Patrik Nemeth looked like someone the coach has wanted to scratch lately, for what it's worth. He only played about 11 minutes, and he only took two shifts in the third period. For all the hope he brought in his return to the defense corps, he is still green in the less-cool way. A summer of recovery and potential defensive rearrangements should be the best possible thing for him right now, as much as we would like to see him turn into a stalwart playoff defenseman even for a short time. Even John Klingberg will be well-served by a summer of strengthening and study; when September rolls around, I don't envy the first forechecker that encounters a John Klingberg whose hip surgery is but a faded memory.
Valeri Nichushkin is impressive in person, especially when he's fresh. He had two good chances to put the puck in the net, but I'm less interested in those fruitless efforts than in his overall skating and passing, which seemed very much up to speed—an impressive feat when playing with Jason Spezza. He was in the right position quite a few times, and he really does evoke Jagr with some of his body positioning with the puck. Also, he is huge.
Jamie Benn, you know all about. "Alpha male" is still such an apt way of describing him, and last night was one in which he looked every bit the part. The Stars have two of the top ten forward in the league on their team, maybe even top five. It bears repeating just how good this team can be if they can sort out their back end(s), because scoring at the rate they do in a league as stifling as this one has become is a great, great feat. Even during a performance as dominant as Wednesday's, the defensemen were activating all over the place and beating Ducks to pucks. You can decide if that is a competitive advantage or a latent problem with this team.

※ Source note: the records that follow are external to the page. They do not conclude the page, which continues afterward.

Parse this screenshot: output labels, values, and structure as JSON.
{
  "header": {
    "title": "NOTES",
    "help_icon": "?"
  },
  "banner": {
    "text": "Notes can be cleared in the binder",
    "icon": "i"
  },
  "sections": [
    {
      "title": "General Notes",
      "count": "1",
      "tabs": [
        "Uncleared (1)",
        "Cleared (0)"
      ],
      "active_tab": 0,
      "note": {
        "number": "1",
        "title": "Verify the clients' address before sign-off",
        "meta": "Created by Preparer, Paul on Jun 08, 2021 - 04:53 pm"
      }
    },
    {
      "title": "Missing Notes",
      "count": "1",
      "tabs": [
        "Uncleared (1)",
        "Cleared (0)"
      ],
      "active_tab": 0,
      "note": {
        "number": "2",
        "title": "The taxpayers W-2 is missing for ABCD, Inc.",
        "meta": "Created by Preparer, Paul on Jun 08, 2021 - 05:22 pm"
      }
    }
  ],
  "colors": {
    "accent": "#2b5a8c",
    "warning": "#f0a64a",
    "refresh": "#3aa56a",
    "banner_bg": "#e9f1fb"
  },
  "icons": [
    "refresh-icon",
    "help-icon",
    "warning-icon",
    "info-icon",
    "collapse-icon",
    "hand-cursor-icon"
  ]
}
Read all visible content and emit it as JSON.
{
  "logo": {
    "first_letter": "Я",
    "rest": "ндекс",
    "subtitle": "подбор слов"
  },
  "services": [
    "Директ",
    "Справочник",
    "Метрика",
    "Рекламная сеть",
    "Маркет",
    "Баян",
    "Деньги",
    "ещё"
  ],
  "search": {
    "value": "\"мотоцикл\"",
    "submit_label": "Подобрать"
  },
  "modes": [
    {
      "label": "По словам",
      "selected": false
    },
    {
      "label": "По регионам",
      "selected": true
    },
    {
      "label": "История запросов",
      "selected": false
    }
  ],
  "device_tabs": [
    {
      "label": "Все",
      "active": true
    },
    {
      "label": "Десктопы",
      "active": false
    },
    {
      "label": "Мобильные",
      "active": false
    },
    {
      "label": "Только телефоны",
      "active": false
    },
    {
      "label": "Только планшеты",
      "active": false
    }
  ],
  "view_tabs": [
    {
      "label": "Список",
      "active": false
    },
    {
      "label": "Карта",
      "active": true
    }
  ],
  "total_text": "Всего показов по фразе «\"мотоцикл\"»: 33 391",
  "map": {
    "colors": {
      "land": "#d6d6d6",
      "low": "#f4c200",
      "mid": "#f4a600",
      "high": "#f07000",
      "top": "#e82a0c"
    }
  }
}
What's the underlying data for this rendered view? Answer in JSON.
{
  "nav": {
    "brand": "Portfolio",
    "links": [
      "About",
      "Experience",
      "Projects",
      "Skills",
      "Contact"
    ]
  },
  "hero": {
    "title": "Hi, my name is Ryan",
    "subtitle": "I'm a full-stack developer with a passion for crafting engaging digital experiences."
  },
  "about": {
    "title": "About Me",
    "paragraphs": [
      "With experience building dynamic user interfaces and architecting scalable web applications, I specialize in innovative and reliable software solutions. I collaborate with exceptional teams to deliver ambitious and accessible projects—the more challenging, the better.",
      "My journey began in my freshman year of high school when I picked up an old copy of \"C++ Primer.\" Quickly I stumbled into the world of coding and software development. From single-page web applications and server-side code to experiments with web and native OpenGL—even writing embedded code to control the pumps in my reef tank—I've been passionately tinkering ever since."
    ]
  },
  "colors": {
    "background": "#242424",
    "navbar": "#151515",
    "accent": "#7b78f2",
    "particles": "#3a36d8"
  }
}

I walked out of the building last night feeling buoyant amid the various "you guys suck." or "playoffs!" jabs that were tossed at my silent form inside a North Stars jersey. Both insults are true, relatively speaking. The Stars aren't making the playoffs, and it's because they have, well, sucked too many times this year. The thing is, this isn't a Stars team channeling some of their fading glory into a beautiful last burst of power at the right time. This is a squad chock-full of potential, a young thoroughbred just begging to burst past the competition and hold its tail aloft. Some overeager stumbles set them back enough early in the race to render this late, stunning burst insufficient for their ultimate purposes, but you know what? Sometimes it's just a joy to watch a horse run. Last night was Seabiscuit's message to War Admiral down the home stretch: I am better than you. The Stars will have to wait a while before getting the chance to send that message to the rest of the league, but last night, and frankly, most of the team's play in the second half, gave us a glorious display of just how fast this horse can run.